Sterling is magnificent
The pound moved higher ahead of Theresa May's address to parliament yesterday and it gained further ground - eventually - afterwards. Along the way it touched a 21-month high against the euro. Investors believe that parliament is on its way to winning the war against a no-deal Brexit.
There were no significant UK economic data on Tuesday and it would hardly have mattered if unemployment had doubled or retail sales halved. The prime minister's presentation was all, and it ticked most of the boxes for investors. Parliament will have another chance to reject her withdrawal plan on 12th March. Having done so, it will vote the following day on whether to agree a no-deal Brexit. With that out of the way the vote on 14th March will be whether to postpone the departure day by three months.
Questions remain about the usefulness of a three-month extension to Article 50: If parliament cannot agree after three months of debate (and nearly three years of negotiation) is it rational to expect it to do so after a further 12 weeks? But, nitpicking aside, investors believe that MPs have taken over control from ideological party leaders and that they will continue to steer Britain away from the economic cliff-edge.
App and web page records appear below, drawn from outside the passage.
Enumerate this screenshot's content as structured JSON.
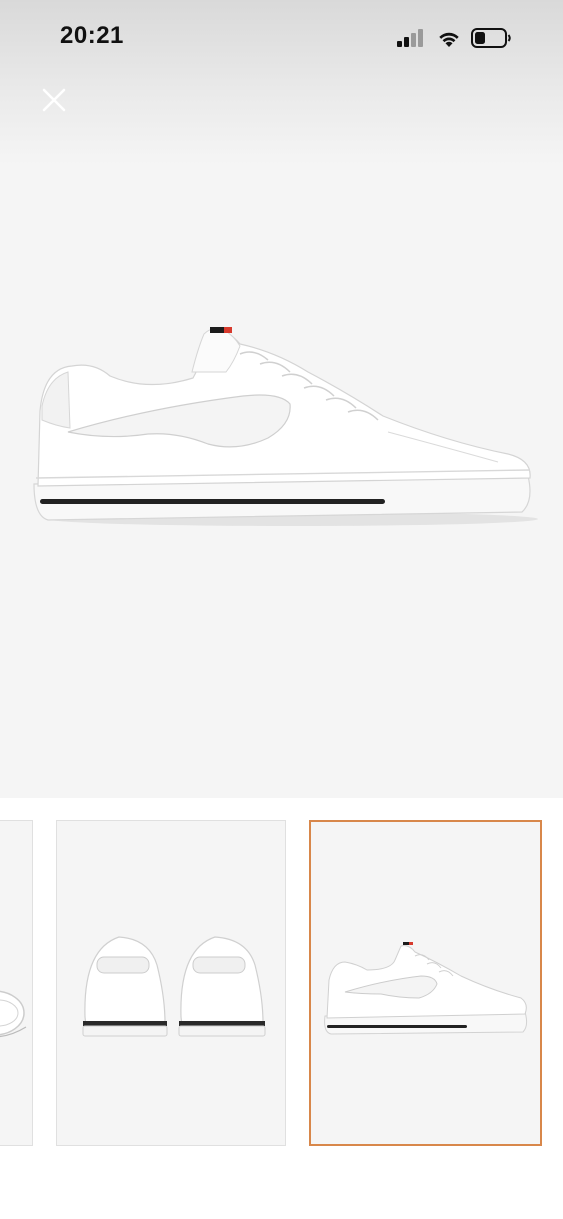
{
  "status_bar": {
    "time": "20:21",
    "icons": [
      "cellular-signal-icon",
      "wifi-icon",
      "battery-icon"
    ]
  },
  "header": {
    "close_icon": "close-icon"
  },
  "gallery": {
    "selected_index": 2,
    "accent_color": "#d8874a",
    "background_color": "#f5f5f5",
    "thumbnails": [
      {
        "view": "sole"
      },
      {
        "view": "back"
      },
      {
        "view": "side"
      }
    ]
  }
}
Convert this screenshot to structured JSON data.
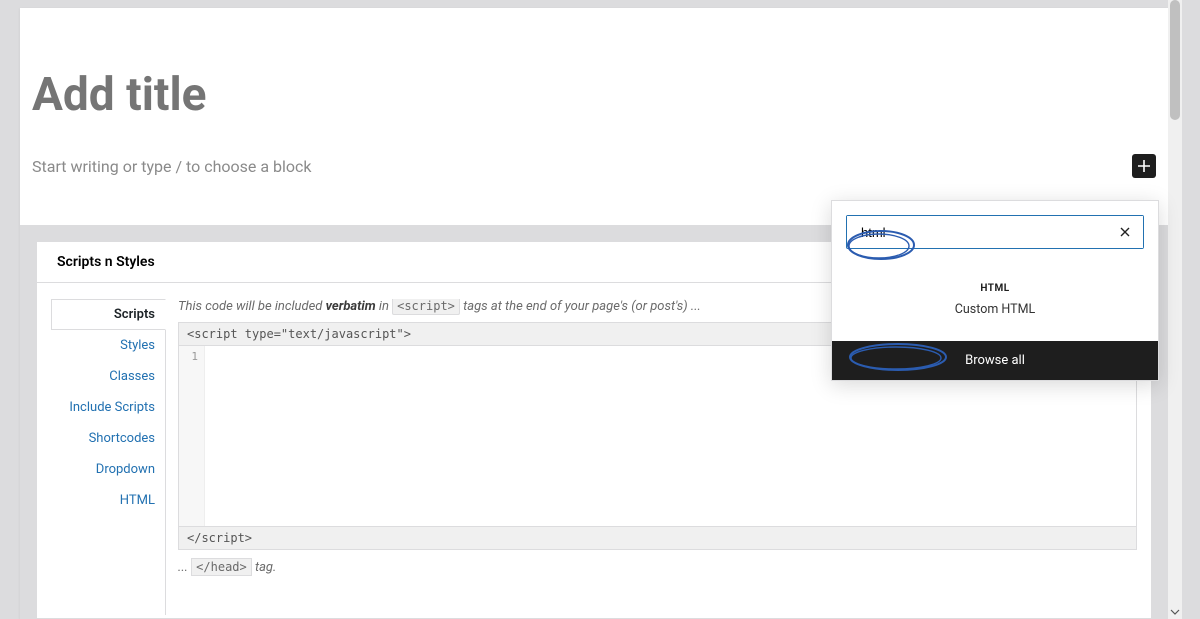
{
  "editor": {
    "title_placeholder": "Add title",
    "content_placeholder": "Start writing or type / to choose a block"
  },
  "inserter": {
    "search_value": "html",
    "result": {
      "icon_label": "HTML",
      "name": "Custom HTML"
    },
    "browse_all": "Browse all"
  },
  "metabox": {
    "title": "Scripts n Styles",
    "tabs": [
      "Scripts",
      "Styles",
      "Classes",
      "Include Scripts",
      "Shortcodes",
      "Dropdown",
      "HTML"
    ],
    "active_tab": "Scripts",
    "desc_prefix": "This code will be included ",
    "desc_bold": "verbatim",
    "desc_mid": " in ",
    "desc_code": "<script>",
    "desc_suffix": " tags at the end of your page's (or post's) ...",
    "editor": {
      "open_tag": "<script type=\"text/javascript\">",
      "line_number": "1",
      "close_tag": "</script>"
    },
    "desc2_prefix": "... ",
    "desc2_code": "</head>",
    "desc2_suffix": " tag."
  }
}
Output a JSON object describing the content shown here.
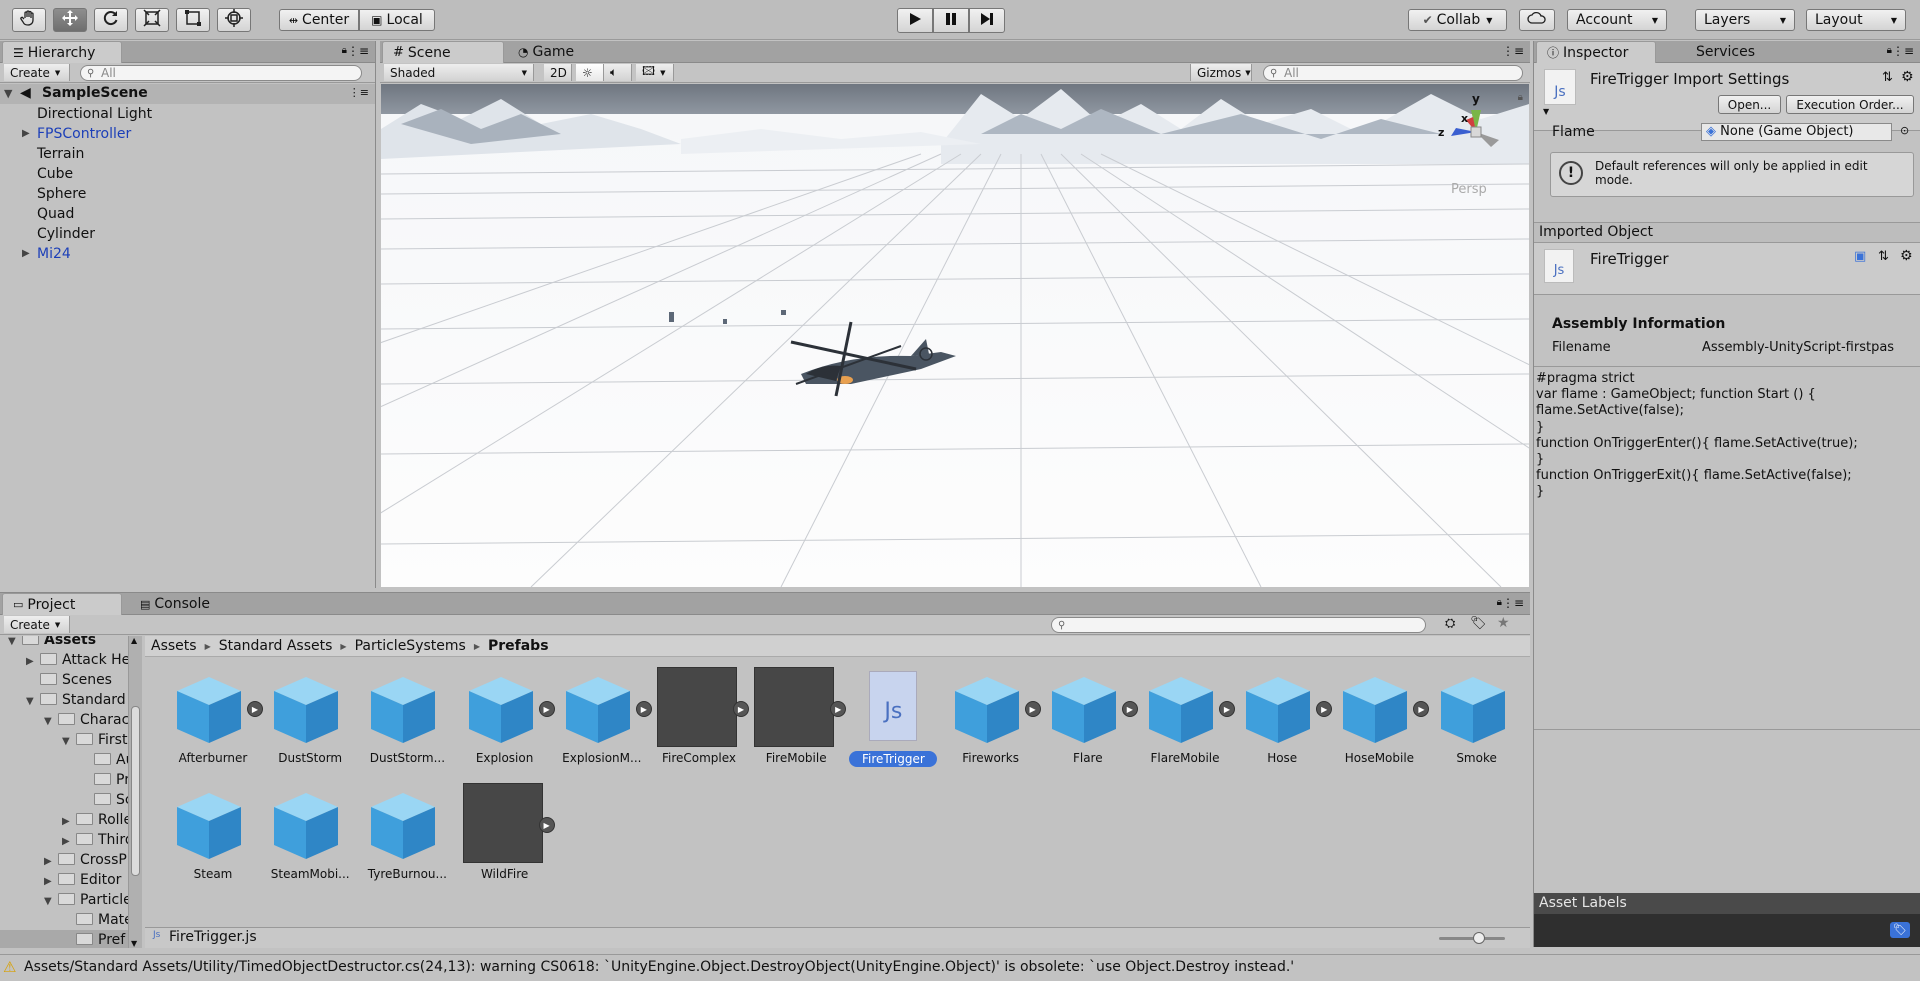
{
  "toolbar": {
    "center_label": "Center",
    "local_label": "Local",
    "collab_label": "Collab",
    "account_label": "Account",
    "layers_label": "Layers",
    "layout_label": "Layout"
  },
  "hierarchy": {
    "tab_label": "Hierarchy",
    "create_label": "Create",
    "search_placeholder": "All",
    "scene_name": "SampleScene",
    "items": [
      {
        "label": "Directional Light",
        "prefab": false,
        "expandable": false
      },
      {
        "label": "FPSController",
        "prefab": true,
        "expandable": true
      },
      {
        "label": "Terrain",
        "prefab": false,
        "expandable": false
      },
      {
        "label": "Cube",
        "prefab": false,
        "expandable": false
      },
      {
        "label": "Sphere",
        "prefab": false,
        "expandable": false
      },
      {
        "label": "Quad",
        "prefab": false,
        "expandable": false
      },
      {
        "label": "Cylinder",
        "prefab": false,
        "expandable": false
      },
      {
        "label": "Mi24",
        "prefab": true,
        "expandable": true
      }
    ]
  },
  "scene": {
    "tab_scene": "Scene",
    "tab_game": "Game",
    "shading_mode": "Shaded",
    "mode_2d": "2D",
    "gizmos_label": "Gizmos",
    "search_placeholder": "All",
    "persp_label": "Persp",
    "axis_y": "y",
    "axis_x": "x",
    "axis_z": "z"
  },
  "inspector": {
    "tab_inspector": "Inspector",
    "tab_services": "Services",
    "file_icon_text": "Js",
    "title": "FireTrigger Import Settings",
    "open_button": "Open...",
    "exec_order_button": "Execution Order...",
    "field_label": "Flame",
    "field_value": "None (Game Object)",
    "help_text": "Default references will only be applied in edit mode.",
    "imported_object_header": "Imported Object",
    "imported_name": "FireTrigger",
    "assembly_header": "Assembly Information",
    "filename_label": "Filename",
    "filename_value": "Assembly-UnityScript-firstpas",
    "code_lines": [
      "#pragma strict",
      "var flame : GameObject; function Start () {",
      "flame.SetActive(false);",
      "}",
      "function OnTriggerEnter(){ flame.SetActive(true);",
      "}",
      "function OnTriggerExit(){ flame.SetActive(false);",
      "}"
    ],
    "asset_labels_header": "Asset Labels"
  },
  "project": {
    "tab_project": "Project",
    "tab_console": "Console",
    "create_label": "Create",
    "tree": [
      {
        "label": "Assets",
        "depth": 0,
        "arrow": "down",
        "bold": true
      },
      {
        "label": "Attack He",
        "depth": 1,
        "arrow": "right"
      },
      {
        "label": "Scenes",
        "depth": 1,
        "arrow": "none"
      },
      {
        "label": "Standard",
        "depth": 1,
        "arrow": "down"
      },
      {
        "label": "Charac",
        "depth": 2,
        "arrow": "down"
      },
      {
        "label": "First",
        "depth": 3,
        "arrow": "down"
      },
      {
        "label": "Au",
        "depth": 4,
        "arrow": "none"
      },
      {
        "label": "Pr",
        "depth": 4,
        "arrow": "none"
      },
      {
        "label": "Sc",
        "depth": 4,
        "arrow": "none"
      },
      {
        "label": "Rolle",
        "depth": 3,
        "arrow": "right"
      },
      {
        "label": "Third",
        "depth": 3,
        "arrow": "right"
      },
      {
        "label": "CrossP",
        "depth": 2,
        "arrow": "right"
      },
      {
        "label": "Editor",
        "depth": 2,
        "arrow": "right"
      },
      {
        "label": "Particle",
        "depth": 2,
        "arrow": "down"
      },
      {
        "label": "Mate",
        "depth": 3,
        "arrow": "none"
      },
      {
        "label": "Pref",
        "depth": 3,
        "arrow": "none",
        "selected": true
      }
    ],
    "breadcrumb": [
      "Assets",
      "Standard Assets",
      "ParticleSystems",
      "Prefabs"
    ],
    "assets": [
      {
        "label": "Afterburner",
        "kind": "cube",
        "play": true
      },
      {
        "label": "DustStorm",
        "kind": "cube",
        "play": false
      },
      {
        "label": "DustStorm...",
        "kind": "cube",
        "play": false
      },
      {
        "label": "Explosion",
        "kind": "cube",
        "play": true
      },
      {
        "label": "ExplosionM...",
        "kind": "cube",
        "play": true
      },
      {
        "label": "FireComplex",
        "kind": "dark",
        "play": true
      },
      {
        "label": "FireMobile",
        "kind": "dark",
        "play": true
      },
      {
        "label": "FireTrigger",
        "kind": "script",
        "play": false,
        "selected": true
      },
      {
        "label": "Fireworks",
        "kind": "cube",
        "play": true
      },
      {
        "label": "Flare",
        "kind": "cube",
        "play": true
      },
      {
        "label": "FlareMobile",
        "kind": "cube",
        "play": true
      },
      {
        "label": "Hose",
        "kind": "cube",
        "play": true
      },
      {
        "label": "HoseMobile",
        "kind": "cube",
        "play": true
      },
      {
        "label": "Smoke",
        "kind": "cube",
        "play": false
      },
      {
        "label": "Steam",
        "kind": "cube",
        "play": false
      },
      {
        "label": "SteamMobi...",
        "kind": "cube",
        "play": false
      },
      {
        "label": "TyreBurnou...",
        "kind": "cube",
        "play": false
      },
      {
        "label": "WildFire",
        "kind": "dark",
        "play": true
      }
    ],
    "selected_file": "FireTrigger.js"
  },
  "status_bar": {
    "message": "Assets/Standard Assets/Utility/TimedObjectDestructor.cs(24,13): warning CS0618: `UnityEngine.Object.DestroyObject(UnityEngine.Object)' is obsolete: `use Object.Destroy instead.'"
  },
  "colors": {
    "selection_blue": "#3a72d8",
    "prefab_text": "#1c3fb8",
    "panel_bg": "#c2c2c2"
  }
}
The proceedings in parliament led to sterling becoming 2019's top-performing major currency. From its levels on New Year's Eve it has strengthened by an average of 3.6%. Upward progress between now and 14th March might be harder to come by.
Sterling's closest competitors yesterday were the Australian dollar and Norwegian krone. They were 0.4% behind - three quarters of an Aussie cent. The pound's biggest gains were against the US dollar and Swiss franc, both of which lost a cent and a quarter. The euro was four fifths of a cent to sterling's rear.
Looking ahead, it is hard to see what good news might crop up in the next fortnight positive enough to send the pound another step higher. If anything, investors might be tempted to take profits on long positions, sit back, and wait for something to go wrong.
The macroeconomic stuff
There were no heavyweight economic data on Tuesday and there are few on today's agenda. The heads of the Bank of England and the Federal Reserve answered questions from the House of Commons and the Senate without giving anything away.
Today's highlights are Canadian inflation and US durable goods orders. Given the Bank of Canada governor's recent observation that the future path of interest rates is "highly uncertain", the inflation numbers could exert more than their usual influence. The Loonie's performance yesterday - on average it was unchanged - suggests that investors have no expectations one way or the other. A headline rate of 1.5% is forecast.
US durable goods orders are among the most volatile and unpredictable economic statistics on the planet. That perhaps helps explain why investors pay so much attention to them. Analysts are forecasting a monthly increase of 0.2%, which almost guarantees that orders did not go up by 0.2%.